# Contour integral

aaaa202
You can do integrals of real functions like:

$\oint$1/(3-sinθ) by transforming to a complex contour, which enloses the origin, and then using the residue theorem. Normally you would transform to the unit circle, but in principal you could use any contour (right?). Now, sometimes you find that some rediues are inside the unit circle and some are not. If you picked a difference contour this could be changed. However, the integral above must give the same for every contour, so what is it that still makes the complex integrals give the same (even though different contours are involved.)

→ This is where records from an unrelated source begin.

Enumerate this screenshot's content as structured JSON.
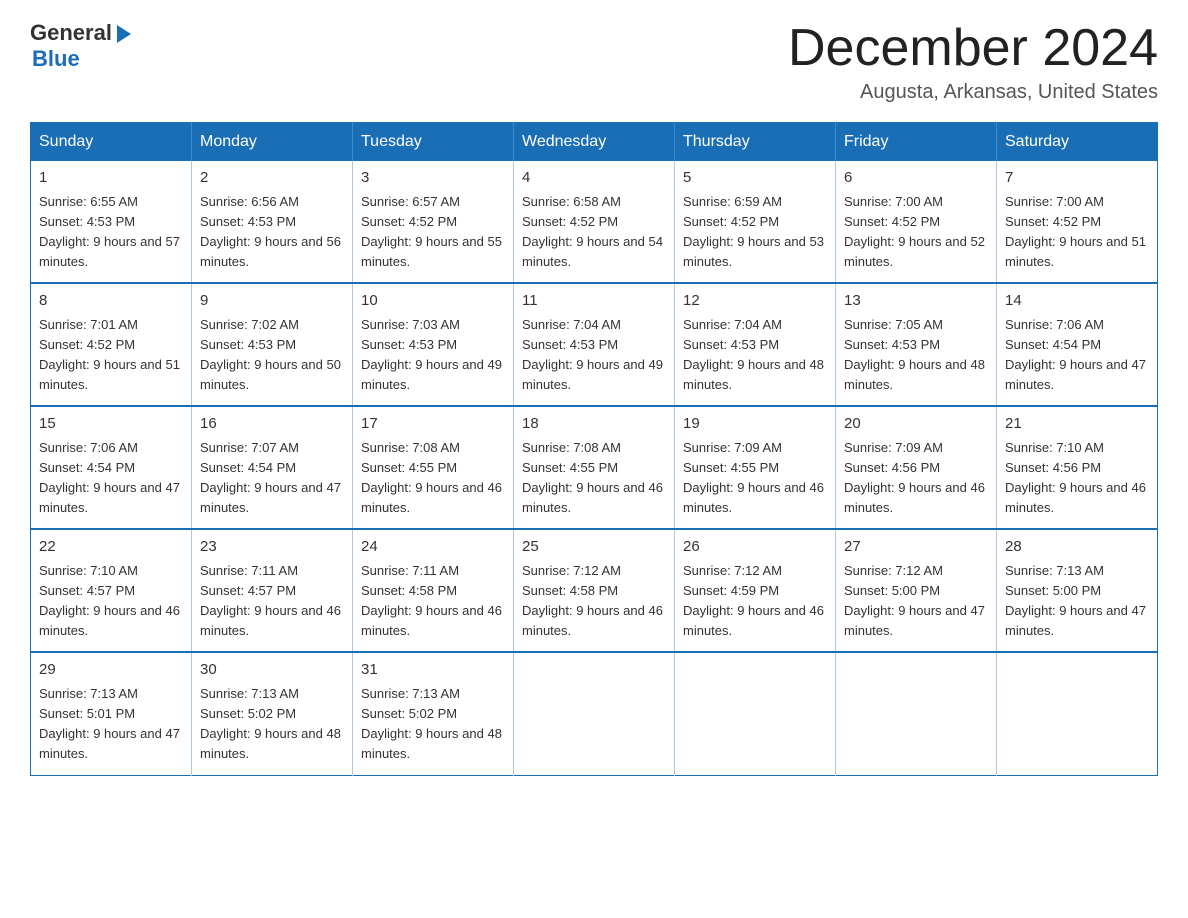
{
  "logo": {
    "general": "General",
    "blue": "Blue"
  },
  "title": "December 2024",
  "location": "Augusta, Arkansas, United States",
  "weekdays": [
    "Sunday",
    "Monday",
    "Tuesday",
    "Wednesday",
    "Thursday",
    "Friday",
    "Saturday"
  ],
  "weeks": [
    [
      {
        "day": "1",
        "sunrise": "6:55 AM",
        "sunset": "4:53 PM",
        "daylight": "9 hours and 57 minutes."
      },
      {
        "day": "2",
        "sunrise": "6:56 AM",
        "sunset": "4:53 PM",
        "daylight": "9 hours and 56 minutes."
      },
      {
        "day": "3",
        "sunrise": "6:57 AM",
        "sunset": "4:52 PM",
        "daylight": "9 hours and 55 minutes."
      },
      {
        "day": "4",
        "sunrise": "6:58 AM",
        "sunset": "4:52 PM",
        "daylight": "9 hours and 54 minutes."
      },
      {
        "day": "5",
        "sunrise": "6:59 AM",
        "sunset": "4:52 PM",
        "daylight": "9 hours and 53 minutes."
      },
      {
        "day": "6",
        "sunrise": "7:00 AM",
        "sunset": "4:52 PM",
        "daylight": "9 hours and 52 minutes."
      },
      {
        "day": "7",
        "sunrise": "7:00 AM",
        "sunset": "4:52 PM",
        "daylight": "9 hours and 51 minutes."
      }
    ],
    [
      {
        "day": "8",
        "sunrise": "7:01 AM",
        "sunset": "4:52 PM",
        "daylight": "9 hours and 51 minutes."
      },
      {
        "day": "9",
        "sunrise": "7:02 AM",
        "sunset": "4:53 PM",
        "daylight": "9 hours and 50 minutes."
      },
      {
        "day": "10",
        "sunrise": "7:03 AM",
        "sunset": "4:53 PM",
        "daylight": "9 hours and 49 minutes."
      },
      {
        "day": "11",
        "sunrise": "7:04 AM",
        "sunset": "4:53 PM",
        "daylight": "9 hours and 49 minutes."
      },
      {
        "day": "12",
        "sunrise": "7:04 AM",
        "sunset": "4:53 PM",
        "daylight": "9 hours and 48 minutes."
      },
      {
        "day": "13",
        "sunrise": "7:05 AM",
        "sunset": "4:53 PM",
        "daylight": "9 hours and 48 minutes."
      },
      {
        "day": "14",
        "sunrise": "7:06 AM",
        "sunset": "4:54 PM",
        "daylight": "9 hours and 47 minutes."
      }
    ],
    [
      {
        "day": "15",
        "sunrise": "7:06 AM",
        "sunset": "4:54 PM",
        "daylight": "9 hours and 47 minutes."
      },
      {
        "day": "16",
        "sunrise": "7:07 AM",
        "sunset": "4:54 PM",
        "daylight": "9 hours and 47 minutes."
      },
      {
        "day": "17",
        "sunrise": "7:08 AM",
        "sunset": "4:55 PM",
        "daylight": "9 hours and 46 minutes."
      },
      {
        "day": "18",
        "sunrise": "7:08 AM",
        "sunset": "4:55 PM",
        "daylight": "9 hours and 46 minutes."
      },
      {
        "day": "19",
        "sunrise": "7:09 AM",
        "sunset": "4:55 PM",
        "daylight": "9 hours and 46 minutes."
      },
      {
        "day": "20",
        "sunrise": "7:09 AM",
        "sunset": "4:56 PM",
        "daylight": "9 hours and 46 minutes."
      },
      {
        "day": "21",
        "sunrise": "7:10 AM",
        "sunset": "4:56 PM",
        "daylight": "9 hours and 46 minutes."
      }
    ],
    [
      {
        "day": "22",
        "sunrise": "7:10 AM",
        "sunset": "4:57 PM",
        "daylight": "9 hours and 46 minutes."
      },
      {
        "day": "23",
        "sunrise": "7:11 AM",
        "sunset": "4:57 PM",
        "daylight": "9 hours and 46 minutes."
      },
      {
        "day": "24",
        "sunrise": "7:11 AM",
        "sunset": "4:58 PM",
        "daylight": "9 hours and 46 minutes."
      },
      {
        "day": "25",
        "sunrise": "7:12 AM",
        "sunset": "4:58 PM",
        "daylight": "9 hours and 46 minutes."
      },
      {
        "day": "26",
        "sunrise": "7:12 AM",
        "sunset": "4:59 PM",
        "daylight": "9 hours and 46 minutes."
      },
      {
        "day": "27",
        "sunrise": "7:12 AM",
        "sunset": "5:00 PM",
        "daylight": "9 hours and 47 minutes."
      },
      {
        "day": "28",
        "sunrise": "7:13 AM",
        "sunset": "5:00 PM",
        "daylight": "9 hours and 47 minutes."
      }
    ],
    [
      {
        "day": "29",
        "sunrise": "7:13 AM",
        "sunset": "5:01 PM",
        "daylight": "9 hours and 47 minutes."
      },
      {
        "day": "30",
        "sunrise": "7:13 AM",
        "sunset": "5:02 PM",
        "daylight": "9 hours and 48 minutes."
      },
      {
        "day": "31",
        "sunrise": "7:13 AM",
        "sunset": "5:02 PM",
        "daylight": "9 hours and 48 minutes."
      },
      null,
      null,
      null,
      null
    ]
  ]
}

Homework Helper
the integral above must give the same for every contour
No, that's not true, for exactly the reason you said. The integral depends on which poles of the function are inside the contour. What is true is that you can find a specific definite integral by finding a contour that includes the interval of integration. The integral over that interval will be constant while the integral over the entire contour and the integral over the rest of the contour vary- there difference being the constant.

aaaa202
hmm I might need you to repeat that for me. Say we have some kind of sinusoidal function that is to be integrated from [0;2$\pi$]. There are infinitely many contours in the complex plane that encloses the origin and they may well have different poles inside them. How do you then know which of those will give the correct value for the real valued integral of the sinusoidal function? I always did the unit circle (easiest!) but guessing the others will be just as good, it is weird that they would yield different results for the integral.
Or is that exactly what compensates for the fact that when you substitute $\theta$ = $\theta$(z) you will get different expressions for sin($\theta$) as a function of z? For instance sin$\theta$ = 1/(2i)(z/r + r/z) for the general substitution z=rexp(i$\theta$)

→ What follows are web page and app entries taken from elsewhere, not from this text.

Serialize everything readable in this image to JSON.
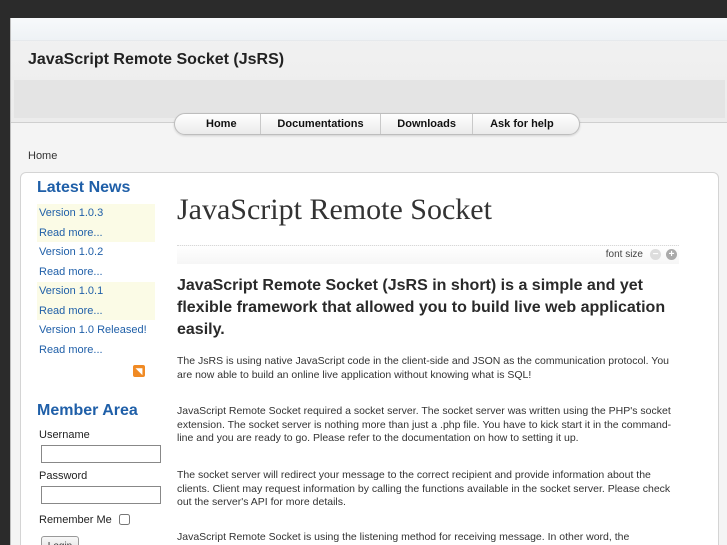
{
  "site": {
    "title": "JavaScript Remote Socket (JsRS)"
  },
  "nav": {
    "items": [
      "Home",
      "Documentations",
      "Downloads",
      "Ask for help"
    ]
  },
  "breadcrumb": "Home",
  "sidebar": {
    "news_heading": "Latest News",
    "news": [
      {
        "title": "Version 1.0.3",
        "more": "Read more..."
      },
      {
        "title": "Version 1.0.2",
        "more": "Read more..."
      },
      {
        "title": "Version 1.0.1",
        "more": "Read more..."
      },
      {
        "title": "Version 1.0 Released!",
        "more": "Read more..."
      }
    ],
    "member_heading": "Member Area",
    "username_label": "Username",
    "password_label": "Password",
    "remember_label": "Remember Me",
    "login_label": "Login"
  },
  "article": {
    "title": "JavaScript Remote Socket",
    "font_size_label": "font size",
    "lead": "JavaScript Remote Socket (JsRS in short) is a simple and yet flexible framework that allowed you to build live web application easily.",
    "paragraphs": [
      "The JsRS is using native JavaScript code in the client-side and JSON as the communication protocol. You are now able to build an online live application without knowing what is SQL!",
      "JavaScript Remote Socket required a socket server. The socket server was written using the PHP's socket extension. The socket server is nothing more than just a .php file. You have to kick start it in the command-line and you are ready to go. Please refer to the documentation on how to setting it up.",
      "The socket server will redirect your message to the correct recipient and provide information about the clients. Client may request information by calling the functions available in the socket server. Please check out the server's API for more details.",
      "JavaScript Remote Socket is using the listening method for receiving message. In other word, the"
    ]
  },
  "colors": {
    "link": "#1f5fa8",
    "news_bg": "#fbfbe6",
    "rss": "#f08a24"
  }
}
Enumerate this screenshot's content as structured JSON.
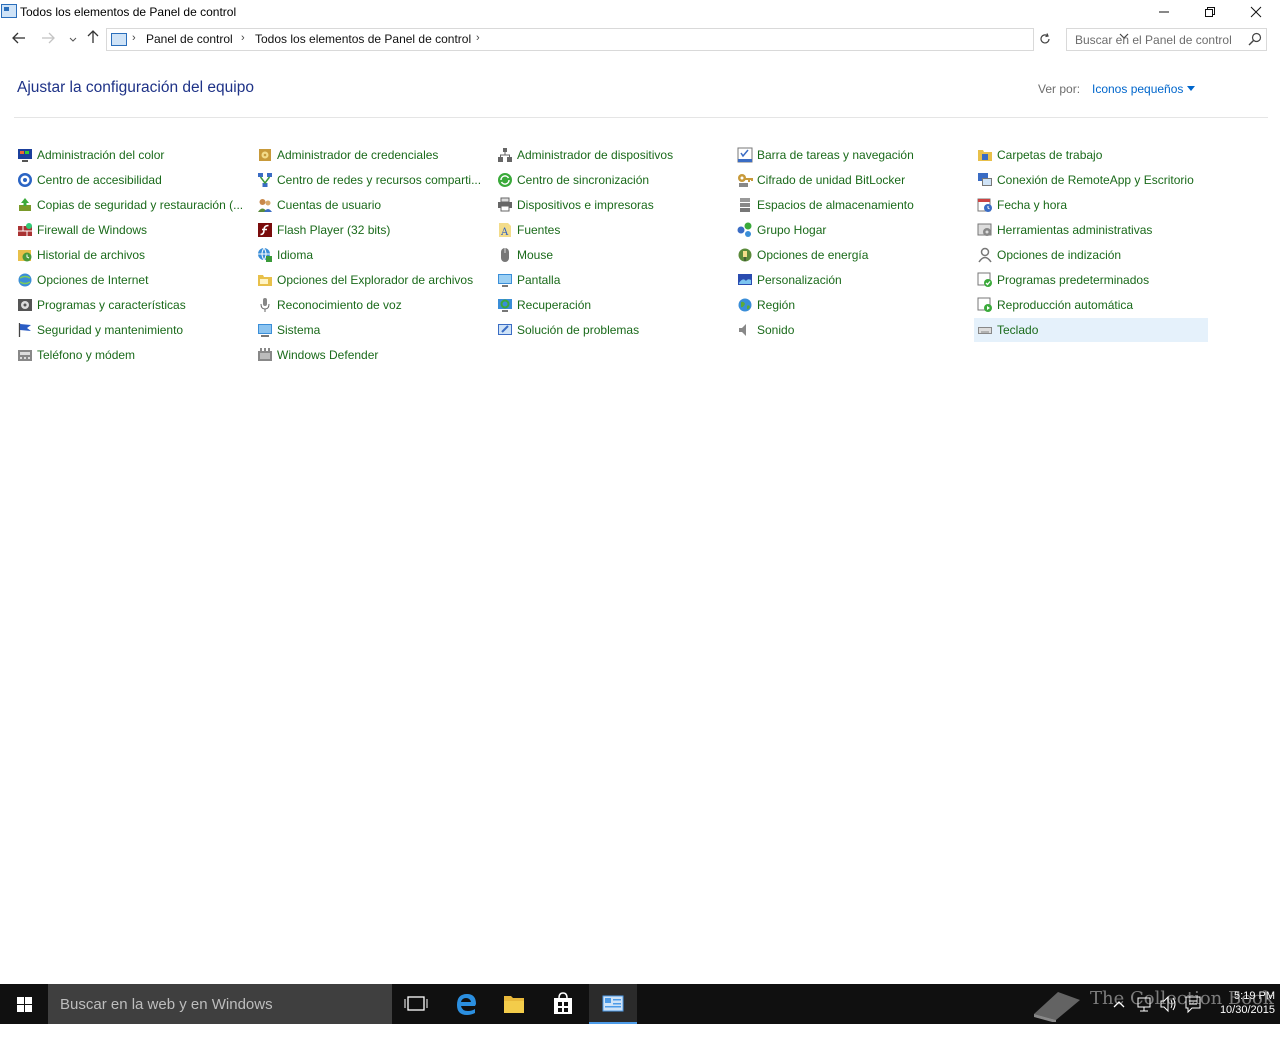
{
  "window": {
    "title": "Todos los elementos de Panel de control"
  },
  "nav": {
    "breadcrumbs": [
      "Panel de control",
      "Todos los elementos de Panel de control"
    ],
    "search_placeholder": "Buscar en el Panel de control"
  },
  "header": {
    "title": "Ajustar la configuración del equipo",
    "view_by_label": "Ver por:",
    "view_by_value": "Iconos pequeños"
  },
  "items": {
    "col1": [
      {
        "label": "Administración del color",
        "icon": "color-management-icon"
      },
      {
        "label": "Centro de accesibilidad",
        "icon": "accessibility-icon"
      },
      {
        "label": "Copias de seguridad y restauración (...",
        "icon": "backup-icon"
      },
      {
        "label": "Firewall de Windows",
        "icon": "firewall-icon"
      },
      {
        "label": "Historial de archivos",
        "icon": "file-history-icon"
      },
      {
        "label": "Opciones de Internet",
        "icon": "internet-options-icon"
      },
      {
        "label": "Programas y características",
        "icon": "programs-icon"
      },
      {
        "label": "Seguridad y mantenimiento",
        "icon": "flag-icon"
      },
      {
        "label": "Teléfono y módem",
        "icon": "phone-modem-icon"
      }
    ],
    "col2": [
      {
        "label": "Administrador de credenciales",
        "icon": "credentials-icon"
      },
      {
        "label": "Centro de redes y recursos comparti...",
        "icon": "network-icon"
      },
      {
        "label": "Cuentas de usuario",
        "icon": "user-accounts-icon"
      },
      {
        "label": "Flash Player (32 bits)",
        "icon": "flash-icon"
      },
      {
        "label": "Idioma",
        "icon": "language-icon"
      },
      {
        "label": "Opciones del Explorador de archivos",
        "icon": "folder-options-icon"
      },
      {
        "label": "Reconocimiento de voz",
        "icon": "microphone-icon"
      },
      {
        "label": "Sistema",
        "icon": "system-icon"
      },
      {
        "label": "Windows Defender",
        "icon": "defender-icon"
      }
    ],
    "col3": [
      {
        "label": "Administrador de dispositivos",
        "icon": "device-manager-icon"
      },
      {
        "label": "Centro de sincronización",
        "icon": "sync-icon"
      },
      {
        "label": "Dispositivos e impresoras",
        "icon": "printer-icon"
      },
      {
        "label": "Fuentes",
        "icon": "fonts-icon"
      },
      {
        "label": "Mouse",
        "icon": "mouse-icon"
      },
      {
        "label": "Pantalla",
        "icon": "display-icon"
      },
      {
        "label": "Recuperación",
        "icon": "recovery-icon"
      },
      {
        "label": "Solución de problemas",
        "icon": "troubleshoot-icon"
      }
    ],
    "col4": [
      {
        "label": "Barra de tareas y navegación",
        "icon": "taskbar-icon"
      },
      {
        "label": "Cifrado de unidad BitLocker",
        "icon": "bitlocker-icon"
      },
      {
        "label": "Espacios de almacenamiento",
        "icon": "storage-icon"
      },
      {
        "label": "Grupo Hogar",
        "icon": "homegroup-icon"
      },
      {
        "label": "Opciones de energía",
        "icon": "power-icon"
      },
      {
        "label": "Personalización",
        "icon": "personalization-icon"
      },
      {
        "label": "Región",
        "icon": "region-icon"
      },
      {
        "label": "Sonido",
        "icon": "speaker-icon"
      }
    ],
    "col5": [
      {
        "label": "Carpetas de trabajo",
        "icon": "work-folders-icon"
      },
      {
        "label": "Conexión de RemoteApp y Escritorio",
        "icon": "remoteapp-icon"
      },
      {
        "label": "Fecha y hora",
        "icon": "date-time-icon"
      },
      {
        "label": "Herramientas administrativas",
        "icon": "admin-tools-icon"
      },
      {
        "label": "Opciones de indización",
        "icon": "indexing-icon"
      },
      {
        "label": "Programas predeterminados",
        "icon": "default-programs-icon"
      },
      {
        "label": "Reproducción automática",
        "icon": "autoplay-icon"
      },
      {
        "label": "Teclado",
        "icon": "keyboard-icon"
      }
    ]
  },
  "selected_item": "Teclado",
  "taskbar": {
    "search_placeholder": "Buscar en la web y en Windows",
    "time": "5:19 PM",
    "date": "10/30/2015",
    "watermark": "The Collection Book"
  },
  "colors": {
    "link_green": "#1a6a1a",
    "title_blue": "#1e3287",
    "accent_blue": "#0066cc",
    "taskbar": "#101010",
    "selection": "#e5f1fb"
  }
}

jackmell
You can do integrals of real functions like:

$\oint$1/(3-sinθ) by transforming to a complex contour, which enloses the origin, and then using the residue theorem. Normally you would transform to the unit circle, but in principal you could use any contour (right?). Now, sometimes you find that some rediues are inside the unit circle and some are not. If you picked a difference contour this could be changed. However, the integral above must give the same for every contour, so what is it that still makes the complex integrals give the same (even though different contours are involved.)

You havin' trouble understanding that. The basis of the principle is the Residue Theorem: the integral of a meromorphic function (an analytic function with poles) over a closed contour is equal to 2pi i times the sum of the enclosed residues. Now, that's what's not going to change no matter what the contour is, big, small, circle, square, triangle. So you're referring to a real integral like:

$$\int_0^{2\pi} \frac{1}{3-\sin(t)}dt$$

Now, the easiest thing to do is to let $z=e^{it}$ but you could let $z=5e^{it}$ or any size circle but those others are just more difficult to work with. Nevertheless, they would still give you the correct answer as long as your complex algebra is correct and you correctly identify the enclosed poles for the residue calculation. For example, if I let $z=5e^{it}$, I get:

$$\int_0^{2\pi} \frac{dt}{3-\sin(t)}=\mathop\oint\limits_{|z|=5}\left(-i\frac{dz}{z}\right) \frac{10iz}{30 iz-z^2+1}$$

but I did that fast so you'd have to verify it. It's more messy though than just letting $z=e^{it}$.